Data showed that the drug consistently decreased the rate of respiratory function loss for up to six years, supporting its potential to modify the respiratory function decline course.
Idebenone is a synthetic short-chain benzoquinone and the NAD(P)H:quinone oxidoreductase (NQO1) enzyme cofactor.
It is designed to trigger mitochondrial electron transport, reduce and scavenge reactive oxygen species (ROS), and supplement cellular energy levels.
The prospective SYROS study collected real-world data from participants who completed the Phase III DELOS clinical trial and then treated with 900mg/day idebenone for an average of 4.2 years.
Primary objective of the study was the long-term evolution of the respiratory function in subjects who maintained therapy for up to six years, compared to their previous off-idebenone period.
According to the study findings, long-term treatment led to a 50% decrease in the annual rate of decline in the forced vital capacity percent of predicted (FVC%p).
Investigators further observed that the therapy effect was consistent year-on-year for up to six years.
Consistent reductions were also achieved in the rate of inspiratory as well as expiratory respiratory function loss.

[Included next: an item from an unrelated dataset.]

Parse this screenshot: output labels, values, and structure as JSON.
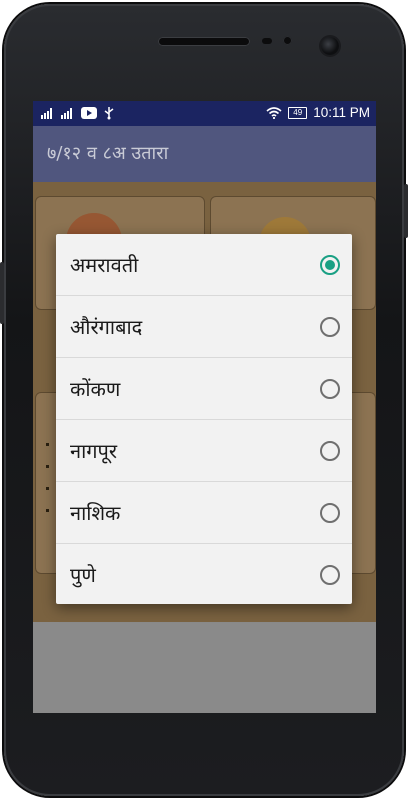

The company also added that long-term treatment with idebenone resulted in a minimised risk of certain patient-relevant outcomes such as bronchopulmonary adverse events and hospitalisations by respiratory causes.
Santhera Pharmaceuticals chief medical officer and development head Kristina Sjöblom Nygren said: “We are very excited to see that the significant treatment effect with idebenone observed in our 52-week Phase III DELOS study is maintained over the long-term.
“The new findings are highly relevant for DMD patients in respiratory decline who have an urgent need for a therapy to modify the declining course of respiratory function decline and ultimately delay the need for assisted ventilation.”
DMD is considered as one of the most common types of progressive muscle weakness and degeneration affecting only males.
The genetic disorder’s symptoms include cell damage, impaired calcium homeostasis, increased oxidative stress and reduced energy production in muscle cells.